Some Auckland secondary school principals want students back in the classroom next Tuesday. Auckland schools have been shut for nine weeks because of the delta outbreak. Education Minister Chris Hipkins will provide an update today and has signalled senior students will be the first to return. RNZ political reporter Katie Scotcher has more.

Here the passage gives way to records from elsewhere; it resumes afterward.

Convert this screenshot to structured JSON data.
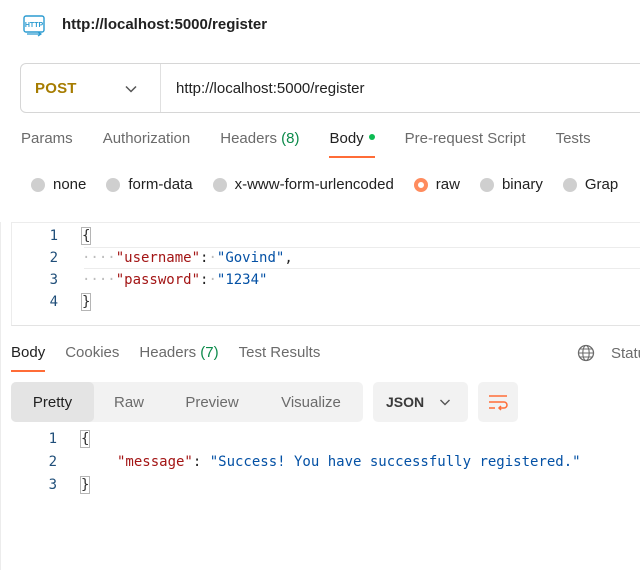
{
  "header": {
    "title": "http://localhost:5000/register",
    "icon": "http-icon"
  },
  "request": {
    "method": "POST",
    "url": "http://localhost:5000/register",
    "tabs": [
      {
        "label": "Params"
      },
      {
        "label": "Authorization"
      },
      {
        "label": "Headers",
        "count": "(8)"
      },
      {
        "label": "Body",
        "active": true,
        "indicator": "dot"
      },
      {
        "label": "Pre-request Script"
      },
      {
        "label": "Tests"
      }
    ],
    "body_modes": [
      "none",
      "form-data",
      "x-www-form-urlencoded",
      "raw",
      "binary",
      "Grap"
    ],
    "selected_mode": "raw",
    "body_lines": [
      {
        "num": "1",
        "text": "{"
      },
      {
        "num": "2",
        "key": "\"username\"",
        "value": "\"Govind\"",
        "trail": ","
      },
      {
        "num": "3",
        "key": "\"password\"",
        "value": "\"1234\"",
        "trail": ""
      },
      {
        "num": "4",
        "text": "}"
      }
    ]
  },
  "response": {
    "tabs": [
      {
        "label": "Body",
        "active": true
      },
      {
        "label": "Cookies"
      },
      {
        "label": "Headers",
        "count": "(7)"
      },
      {
        "label": "Test Results"
      }
    ],
    "status_label": "Statu",
    "view_modes": [
      "Pretty",
      "Raw",
      "Preview",
      "Visualize"
    ],
    "active_view": "Pretty",
    "format": "JSON",
    "body_lines": [
      {
        "num": "1",
        "text": "{"
      },
      {
        "num": "2",
        "key": "\"message\"",
        "value": "\"Success! You have successfully registered.\""
      },
      {
        "num": "3",
        "text": "}"
      }
    ]
  },
  "colors": {
    "accent": "#ff6c37",
    "method": "#a67c00",
    "key": "#a31515",
    "string": "#0451a5",
    "count": "#0b8a4a",
    "dot": "#0cbb52"
  }
}
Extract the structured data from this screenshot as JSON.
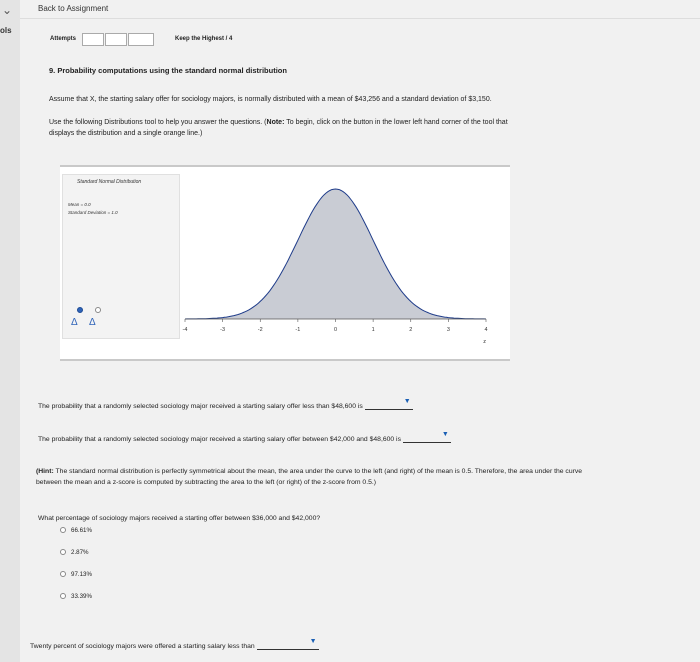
{
  "nav": {
    "back_label": "Back to Assignment",
    "side_label": "ols"
  },
  "attempts": {
    "label": "Attempts",
    "keep_label": "Keep the Highest / 4"
  },
  "question": {
    "title": "9. Probability computations using the standard normal distribution",
    "intro": "Assume that X, the starting salary offer for sociology majors, is normally distributed with a mean of $43,256 and a standard deviation of $3,150.",
    "instr_1": "Use the following Distributions tool to help you answer the questions. (",
    "instr_note": "Note:",
    "instr_2": " To begin, click on the button in the lower left hand corner of the tool that",
    "instr_3": "displays the distribution and a single orange line.)"
  },
  "tool": {
    "title": "Standard Normal Distribution",
    "mean_line": "Mean = 0.0",
    "sd_line": "Standard Deviation = 1.0",
    "axis_label": "z",
    "ticks": [
      "-4",
      "-3",
      "-2",
      "-1",
      "0",
      "1",
      "2",
      "3",
      "4"
    ]
  },
  "chart_data": {
    "type": "area",
    "title": "Standard Normal Distribution",
    "xlabel": "z",
    "ylabel": "",
    "xlim": [
      -4,
      4
    ],
    "mean": 0.0,
    "sd": 1.0,
    "x": [
      -4,
      -3,
      -2,
      -1,
      0,
      1,
      2,
      3,
      4
    ],
    "series": [
      {
        "values": [
          0.0001,
          0.0044,
          0.054,
          0.242,
          0.399,
          0.242,
          0.054,
          0.0044,
          0.0001
        ]
      }
    ],
    "colors": {
      "fill": "#c9ccd4",
      "line": "#1f3c8a"
    }
  },
  "sentences": {
    "s1": "The probability that a randomly selected sociology major received a starting salary offer less than $48,600 is",
    "s2": "The probability that a randomly selected sociology major received a starting salary offer between $42,000 and $48,600 is",
    "hint_label": "(Hint:",
    "hint_text": " The standard normal distribution is perfectly symmetrical about the mean, the area under the curve to the left (and right) of the mean is 0.5. Therefore, the area under the curve between the mean and a z-score is computed by subtracting the area to the left (or right) of the z-score from 0.5.)",
    "mc_question": "What percentage of sociology majors received a starting offer between $36,000 and $42,000?",
    "options": [
      "66.61%",
      "2.87%",
      "97.13%",
      "33.39%"
    ],
    "last": "Twenty percent of sociology majors were offered a starting salary less than"
  }
}
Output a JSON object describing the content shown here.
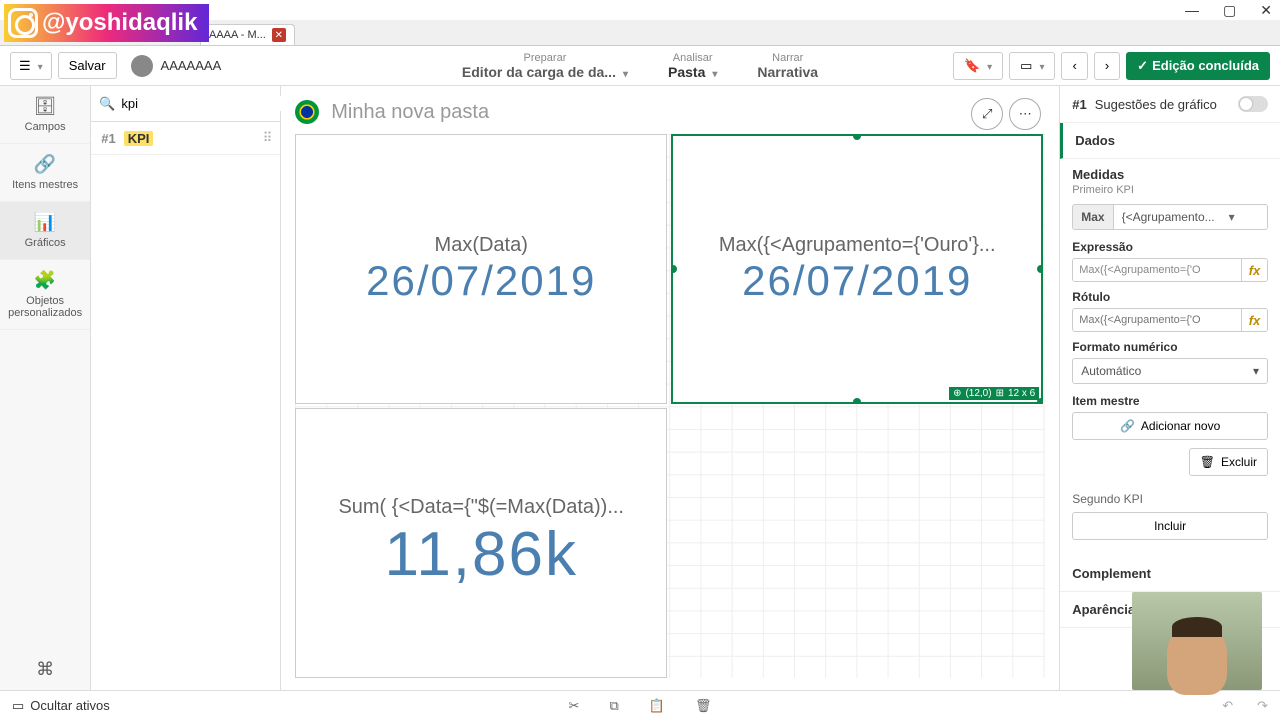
{
  "overlay": {
    "handle": "@yoshidaqlik"
  },
  "window": {
    "tab_title": "AAAA - M..."
  },
  "toolbar": {
    "save": "Salvar",
    "app_name": "AAAAAAA",
    "nav": [
      {
        "top": "Preparar",
        "label": "Editor da carga de da..."
      },
      {
        "top": "Analisar",
        "label": "Pasta"
      },
      {
        "top": "Narrar",
        "label": "Narrativa"
      }
    ],
    "done": "Edição concluída"
  },
  "sidebar1": {
    "items": [
      {
        "label": "Campos"
      },
      {
        "label": "Itens mestres"
      },
      {
        "label": "Gráficos"
      },
      {
        "label": "Objetos personalizados"
      }
    ]
  },
  "search": {
    "value": "kpi"
  },
  "asset": {
    "index": "#1",
    "name": "KPI"
  },
  "sheet": {
    "title": "Minha nova pasta"
  },
  "kpis": [
    {
      "title": "Max(Data)",
      "value": "26/07/2019"
    },
    {
      "title": "Max({<Agrupamento={'Ouro'}...",
      "value": "26/07/2019"
    },
    {
      "title": "Sum( {<Data={\"$(=Max(Data))...",
      "value": "11,86k"
    }
  ],
  "pos_badge": {
    "pos": "(12,0)",
    "size": "12 x 6"
  },
  "props": {
    "head_index": "#1",
    "head_title": "Sugestões de gráfico",
    "acc_data": "Dados",
    "medidas_h": "Medidas",
    "medidas_sub": "Primeiro KPI",
    "agg": "Max",
    "agg_field": "{<Agrupamento...",
    "expr_label": "Expressão",
    "expr_value": "Max({<Agrupamento={'O",
    "rotulo_label": "Rótulo",
    "rotulo_value": "Max({<Agrupamento={'O",
    "format_label": "Formato numérico",
    "format_value": "Automático",
    "master_label": "Item mestre",
    "add_new": "Adicionar novo",
    "delete": "Excluir",
    "second_kpi": "Segundo KPI",
    "include": "Incluir",
    "acc_compl": "Complement",
    "acc_apar": "Aparência"
  },
  "footer": {
    "hide": "Ocultar ativos"
  }
}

Mario Andretti -1978 Formula 1 World Champion and motorsport legend - joins Tom Clarkson and Damon Hill to look ahead to the 2021 United States Grand Prix. Who better than two title-winners to debate whether Max Verstappen or Lewis Hamilton are better equipped to win in Austin and take command in the championship fight? Mario picks his stars of the 2021 F1 grid and explains why he thinks IndyCar sensation Colton Herta has what it takes to join them one day. Plus, memories of Andretti's championship win, how he raced Damon's father Graham at the Indy 500 and what it was like to race against the F1 titans of the 1970s. Calling all F1 fans from Austin to Auckland to Abu Dhabi! If you've got a question you'd like to ask the 96 World Champ, record it as a voice memo and send it to firstname.lastname@example.org This episode is sponsored by: sons.co.uk use the code F1NATION30 to get £30 off your first order manscaped.com - get 20% off + free shipping with the code F1NATION
An Auckland theatre has drawn the curtains on the 2021 season - saying even level two would be too hard to operate in. The Basement Theatre in the central city hosts performances from theatre makers, dancers, visual artists, musicians and comedians - but a lack of certainty around Delta alert levels has led to the constant re-scheduling of performances. Executive Director Cat Ruka says the decision to go dark for the rest of the year wasn't easy.
It's a record there is no medal for - 94 new cases of Covid Delta in the community. Eighty-seven of those are in Auckland and seven in Waikato. It is the highest daily case count the country has recorded since Covid landed in New Zealand. The previous record was 89 in April last year. Another number that this concerning health officials is 183 - that's the number of unlinked cases in the past 14 days. More than 45 percent of people infected during that fortnight are Māori. And confirmation today Covid has spread to Waiheke - the first ever case there. Here's our political editor, Jane Patterson
Did you know Squidgame's global impact has led to a 7800% increase in sales for white Van Sneakers... Find out how it's impacted brands marketing strategies + influenced sales for businesses all around the world Also in today's episode: - The Auckland "influencer" party which led to two NZ influencers being dropped by their talent agency - Inside the Facebook files and the explosive information we haven't yet shared - Adele's new song launches - how it's spreading in awareness - The different ways to create engaging content for your brand Find out more: @acethegrampodcast @vivconway_ @tastefullytash